In case you don’t know. I like Twilight by Stephanie Meyer. As usual, I came to the party later than some, but earlier than a whole lotta others.  What that means is that I started following Twilight just before the movie craze hit. And I’ve been hooked ever since. We even have Twilight parties.  I enjoy the series because it is something that I can share with my now 17 yr old boy and my 13 yr old girl. And as you can imagine, you don’t often get the chance to share too many fun times with teens that age.  Pumpkin, as you can imagine, loves the series. She is about all things Robert Pattinson; It’s cute. To be sure, his acting in the movie is not that great, and I personally imagined someone else for the role but he IS easy to look at.  But I’m not here to discuss the movie, although I would be happy to on another post.

But the book.  First and foremost I LOVE any book that gets kids interested in reading: it makes them feel good and inspires them to read other books. And that’s all that matters: READING.  Now that I’ve said that, I want to look at the Twilight Series from a multicultural perspective.  As much as I love Twilight, I am saddened or even disappointed that there aren’t a better representation of minorities in the story.  It is still surprising to me that in this day and age that writers still don’t take into consideration the broad ethnicity of readers, young readers, who are out there.  I think the inclusion of the Native American population was great.  And, of course, necessary.

I can’t help thinking that even though the real Forks Washington does not have a large minority population, the Forks in the story could have.  Should have. When the story was brought to film the movie makers rightly added a little bit of color into the story: one of the vampires was black, one high school student (the one who hit Bella with his truck) was black, and a couple of the semi main characters are of a non descript Asian background.  And that’s it, as far as I can remember.  How can this be? Oh yeah, and in one of the stories there are vampires from Mexico and other Latin countries.  I don’t think it’s enough.  To be sure, I don’t like the token people of color addition, but why can’t some of the storylines included a Southeast Asian family and its culture, for example?

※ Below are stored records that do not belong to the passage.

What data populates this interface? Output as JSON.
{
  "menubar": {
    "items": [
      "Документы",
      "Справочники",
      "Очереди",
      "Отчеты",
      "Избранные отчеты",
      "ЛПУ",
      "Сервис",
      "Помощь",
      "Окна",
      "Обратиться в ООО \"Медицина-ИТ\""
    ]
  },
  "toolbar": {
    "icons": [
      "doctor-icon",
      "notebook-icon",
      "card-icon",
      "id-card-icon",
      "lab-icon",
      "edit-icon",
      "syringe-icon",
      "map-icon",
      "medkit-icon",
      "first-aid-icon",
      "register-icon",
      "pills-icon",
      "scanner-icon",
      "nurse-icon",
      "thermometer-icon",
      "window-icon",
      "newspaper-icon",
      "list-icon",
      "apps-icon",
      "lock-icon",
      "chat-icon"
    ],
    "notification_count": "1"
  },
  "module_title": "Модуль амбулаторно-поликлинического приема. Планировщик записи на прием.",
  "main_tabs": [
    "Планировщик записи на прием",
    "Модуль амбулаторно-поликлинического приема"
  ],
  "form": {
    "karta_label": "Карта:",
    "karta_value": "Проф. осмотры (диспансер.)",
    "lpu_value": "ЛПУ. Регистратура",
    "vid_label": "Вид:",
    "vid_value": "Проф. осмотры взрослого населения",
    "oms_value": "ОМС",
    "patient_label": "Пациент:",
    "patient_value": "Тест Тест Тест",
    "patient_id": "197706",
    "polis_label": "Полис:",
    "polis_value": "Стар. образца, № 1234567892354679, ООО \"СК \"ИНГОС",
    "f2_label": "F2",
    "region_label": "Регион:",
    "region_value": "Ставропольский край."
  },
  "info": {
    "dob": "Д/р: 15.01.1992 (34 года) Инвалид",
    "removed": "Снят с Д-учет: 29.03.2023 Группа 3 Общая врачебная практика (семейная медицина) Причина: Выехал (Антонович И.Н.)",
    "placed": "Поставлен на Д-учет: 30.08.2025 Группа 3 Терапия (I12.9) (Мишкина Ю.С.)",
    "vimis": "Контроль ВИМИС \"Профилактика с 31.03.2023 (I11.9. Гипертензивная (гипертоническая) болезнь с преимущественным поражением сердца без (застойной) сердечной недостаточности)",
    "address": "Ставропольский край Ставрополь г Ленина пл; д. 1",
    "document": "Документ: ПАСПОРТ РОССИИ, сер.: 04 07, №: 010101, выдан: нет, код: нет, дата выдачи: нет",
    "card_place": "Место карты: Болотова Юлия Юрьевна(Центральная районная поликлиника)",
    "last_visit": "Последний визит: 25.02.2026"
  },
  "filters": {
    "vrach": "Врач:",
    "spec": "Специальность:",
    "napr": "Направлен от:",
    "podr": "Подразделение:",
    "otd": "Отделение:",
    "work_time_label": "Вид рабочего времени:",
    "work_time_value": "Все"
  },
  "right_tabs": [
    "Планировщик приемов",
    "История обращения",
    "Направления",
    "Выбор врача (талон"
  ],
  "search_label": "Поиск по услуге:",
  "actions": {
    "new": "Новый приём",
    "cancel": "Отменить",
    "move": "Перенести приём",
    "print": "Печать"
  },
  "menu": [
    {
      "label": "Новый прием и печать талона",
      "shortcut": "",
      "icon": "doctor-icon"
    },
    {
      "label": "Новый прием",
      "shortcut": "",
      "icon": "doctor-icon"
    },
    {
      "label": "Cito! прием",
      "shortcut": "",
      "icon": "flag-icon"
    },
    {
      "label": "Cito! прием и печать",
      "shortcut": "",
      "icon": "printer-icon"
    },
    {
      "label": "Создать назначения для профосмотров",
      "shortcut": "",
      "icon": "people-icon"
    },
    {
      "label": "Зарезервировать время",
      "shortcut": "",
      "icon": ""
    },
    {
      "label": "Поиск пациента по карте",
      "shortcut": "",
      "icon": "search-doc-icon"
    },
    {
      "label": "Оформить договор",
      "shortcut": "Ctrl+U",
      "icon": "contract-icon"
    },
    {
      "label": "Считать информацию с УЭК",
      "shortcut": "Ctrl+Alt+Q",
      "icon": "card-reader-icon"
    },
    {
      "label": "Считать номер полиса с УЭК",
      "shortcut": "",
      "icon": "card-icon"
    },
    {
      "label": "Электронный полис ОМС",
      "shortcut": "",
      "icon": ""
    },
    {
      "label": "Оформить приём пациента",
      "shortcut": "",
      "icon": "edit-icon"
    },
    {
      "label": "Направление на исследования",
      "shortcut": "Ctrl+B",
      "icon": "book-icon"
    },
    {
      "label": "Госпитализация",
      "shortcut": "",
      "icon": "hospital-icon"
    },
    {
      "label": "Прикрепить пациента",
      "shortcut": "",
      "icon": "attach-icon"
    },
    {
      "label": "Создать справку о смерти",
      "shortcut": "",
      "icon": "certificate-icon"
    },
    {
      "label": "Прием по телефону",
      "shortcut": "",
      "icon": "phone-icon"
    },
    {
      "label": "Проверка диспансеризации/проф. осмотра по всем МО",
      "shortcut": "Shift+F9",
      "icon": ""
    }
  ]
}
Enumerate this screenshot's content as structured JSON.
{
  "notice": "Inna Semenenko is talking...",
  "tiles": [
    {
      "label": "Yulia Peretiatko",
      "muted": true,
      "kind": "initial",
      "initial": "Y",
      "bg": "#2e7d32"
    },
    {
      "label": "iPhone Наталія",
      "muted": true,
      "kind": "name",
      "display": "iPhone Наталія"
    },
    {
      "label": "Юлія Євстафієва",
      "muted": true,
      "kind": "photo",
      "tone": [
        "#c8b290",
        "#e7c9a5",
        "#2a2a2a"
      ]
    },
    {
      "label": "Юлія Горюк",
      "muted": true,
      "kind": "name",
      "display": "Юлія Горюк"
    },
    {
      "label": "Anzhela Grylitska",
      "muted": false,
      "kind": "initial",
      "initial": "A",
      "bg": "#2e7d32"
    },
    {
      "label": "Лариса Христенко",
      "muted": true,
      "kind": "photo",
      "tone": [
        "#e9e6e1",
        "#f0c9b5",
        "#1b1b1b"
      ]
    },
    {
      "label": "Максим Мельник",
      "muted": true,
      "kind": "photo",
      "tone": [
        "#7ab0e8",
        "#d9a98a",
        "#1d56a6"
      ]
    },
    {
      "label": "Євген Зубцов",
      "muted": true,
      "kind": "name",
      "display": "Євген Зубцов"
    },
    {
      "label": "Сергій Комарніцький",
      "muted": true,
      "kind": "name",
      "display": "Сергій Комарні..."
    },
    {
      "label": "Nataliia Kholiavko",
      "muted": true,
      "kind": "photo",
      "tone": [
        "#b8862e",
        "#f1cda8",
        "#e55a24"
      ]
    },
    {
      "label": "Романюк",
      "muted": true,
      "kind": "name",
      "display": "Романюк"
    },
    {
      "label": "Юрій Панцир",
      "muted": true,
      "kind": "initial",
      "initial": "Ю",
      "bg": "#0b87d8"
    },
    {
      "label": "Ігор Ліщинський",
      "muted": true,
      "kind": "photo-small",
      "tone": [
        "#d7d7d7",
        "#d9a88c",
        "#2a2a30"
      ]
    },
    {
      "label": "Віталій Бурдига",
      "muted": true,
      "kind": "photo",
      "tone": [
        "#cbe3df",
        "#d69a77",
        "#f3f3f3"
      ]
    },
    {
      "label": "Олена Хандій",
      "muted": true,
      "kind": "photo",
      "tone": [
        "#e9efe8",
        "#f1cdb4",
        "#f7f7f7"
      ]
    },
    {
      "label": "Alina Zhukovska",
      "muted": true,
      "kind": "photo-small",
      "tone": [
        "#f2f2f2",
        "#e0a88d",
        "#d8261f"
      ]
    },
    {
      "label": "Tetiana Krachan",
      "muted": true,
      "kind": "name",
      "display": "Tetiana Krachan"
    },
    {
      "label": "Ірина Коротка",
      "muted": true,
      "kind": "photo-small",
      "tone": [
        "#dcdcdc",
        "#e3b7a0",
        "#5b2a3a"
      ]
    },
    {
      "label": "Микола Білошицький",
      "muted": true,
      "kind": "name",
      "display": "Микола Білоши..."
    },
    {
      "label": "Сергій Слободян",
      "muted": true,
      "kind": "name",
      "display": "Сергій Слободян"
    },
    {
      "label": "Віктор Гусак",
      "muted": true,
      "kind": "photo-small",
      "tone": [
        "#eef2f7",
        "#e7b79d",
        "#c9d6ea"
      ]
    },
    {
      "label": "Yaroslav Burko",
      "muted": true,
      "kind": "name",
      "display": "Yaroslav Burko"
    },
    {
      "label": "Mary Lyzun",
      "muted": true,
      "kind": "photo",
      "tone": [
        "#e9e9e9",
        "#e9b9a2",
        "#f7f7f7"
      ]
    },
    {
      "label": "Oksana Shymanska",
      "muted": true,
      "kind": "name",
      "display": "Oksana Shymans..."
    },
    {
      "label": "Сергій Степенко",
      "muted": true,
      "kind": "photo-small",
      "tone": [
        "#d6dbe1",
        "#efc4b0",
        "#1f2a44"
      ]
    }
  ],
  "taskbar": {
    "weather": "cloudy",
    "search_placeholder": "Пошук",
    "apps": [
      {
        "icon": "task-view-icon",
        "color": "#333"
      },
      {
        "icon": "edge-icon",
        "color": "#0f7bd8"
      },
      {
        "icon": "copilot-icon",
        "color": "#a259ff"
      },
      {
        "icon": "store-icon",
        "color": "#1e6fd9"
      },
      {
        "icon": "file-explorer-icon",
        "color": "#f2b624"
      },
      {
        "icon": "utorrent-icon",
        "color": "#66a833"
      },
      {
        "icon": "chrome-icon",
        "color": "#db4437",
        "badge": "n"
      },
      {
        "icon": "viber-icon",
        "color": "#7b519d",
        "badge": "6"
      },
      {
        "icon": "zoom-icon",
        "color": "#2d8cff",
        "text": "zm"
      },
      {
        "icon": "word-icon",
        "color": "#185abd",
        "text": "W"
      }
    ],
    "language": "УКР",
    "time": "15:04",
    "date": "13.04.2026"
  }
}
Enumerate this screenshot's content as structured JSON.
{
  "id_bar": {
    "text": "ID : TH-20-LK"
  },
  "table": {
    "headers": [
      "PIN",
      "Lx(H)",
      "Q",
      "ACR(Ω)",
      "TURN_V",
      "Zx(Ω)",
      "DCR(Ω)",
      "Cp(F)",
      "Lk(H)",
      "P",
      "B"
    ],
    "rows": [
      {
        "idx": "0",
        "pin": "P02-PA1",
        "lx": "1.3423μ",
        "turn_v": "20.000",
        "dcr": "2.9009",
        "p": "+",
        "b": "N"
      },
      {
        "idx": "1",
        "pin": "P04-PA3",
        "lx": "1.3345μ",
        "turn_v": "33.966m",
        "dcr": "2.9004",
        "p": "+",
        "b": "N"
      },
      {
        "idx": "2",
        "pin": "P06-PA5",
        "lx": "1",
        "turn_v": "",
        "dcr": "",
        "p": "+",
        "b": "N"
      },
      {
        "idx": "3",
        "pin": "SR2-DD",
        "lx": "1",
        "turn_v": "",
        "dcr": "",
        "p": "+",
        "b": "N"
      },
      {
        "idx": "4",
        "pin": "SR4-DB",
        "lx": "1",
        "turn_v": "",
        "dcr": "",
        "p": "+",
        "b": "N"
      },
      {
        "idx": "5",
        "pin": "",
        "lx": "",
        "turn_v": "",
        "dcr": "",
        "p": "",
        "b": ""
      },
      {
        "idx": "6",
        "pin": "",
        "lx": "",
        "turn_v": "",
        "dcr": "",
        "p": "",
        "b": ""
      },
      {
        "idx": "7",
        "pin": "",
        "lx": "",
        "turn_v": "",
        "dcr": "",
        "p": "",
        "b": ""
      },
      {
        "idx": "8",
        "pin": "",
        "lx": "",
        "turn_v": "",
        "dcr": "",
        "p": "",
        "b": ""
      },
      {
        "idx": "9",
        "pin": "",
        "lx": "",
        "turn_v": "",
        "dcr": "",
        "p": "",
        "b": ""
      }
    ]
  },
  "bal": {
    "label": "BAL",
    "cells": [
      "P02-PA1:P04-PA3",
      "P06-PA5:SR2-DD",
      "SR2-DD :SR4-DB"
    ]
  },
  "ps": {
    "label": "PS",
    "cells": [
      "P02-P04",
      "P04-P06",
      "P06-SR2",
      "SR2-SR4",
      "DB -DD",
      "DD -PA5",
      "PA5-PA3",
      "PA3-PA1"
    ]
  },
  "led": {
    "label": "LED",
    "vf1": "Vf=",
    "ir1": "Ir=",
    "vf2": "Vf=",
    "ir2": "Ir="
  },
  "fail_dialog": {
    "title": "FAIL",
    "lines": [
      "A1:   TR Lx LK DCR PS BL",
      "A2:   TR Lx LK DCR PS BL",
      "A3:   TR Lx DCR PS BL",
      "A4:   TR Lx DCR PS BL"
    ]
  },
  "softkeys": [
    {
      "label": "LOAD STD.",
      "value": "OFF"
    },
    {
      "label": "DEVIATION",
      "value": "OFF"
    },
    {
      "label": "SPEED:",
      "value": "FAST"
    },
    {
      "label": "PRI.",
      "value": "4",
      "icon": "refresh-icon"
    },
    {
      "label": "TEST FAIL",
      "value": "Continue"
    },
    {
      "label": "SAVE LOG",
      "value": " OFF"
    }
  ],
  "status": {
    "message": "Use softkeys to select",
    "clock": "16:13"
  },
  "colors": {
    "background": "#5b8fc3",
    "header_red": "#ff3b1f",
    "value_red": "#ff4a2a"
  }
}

I’ll save my complaints about Bella’s need for male validation for another review. Is this the 1950s or what???

By Pam

My passion is advocating for diversity in children's and YA literature.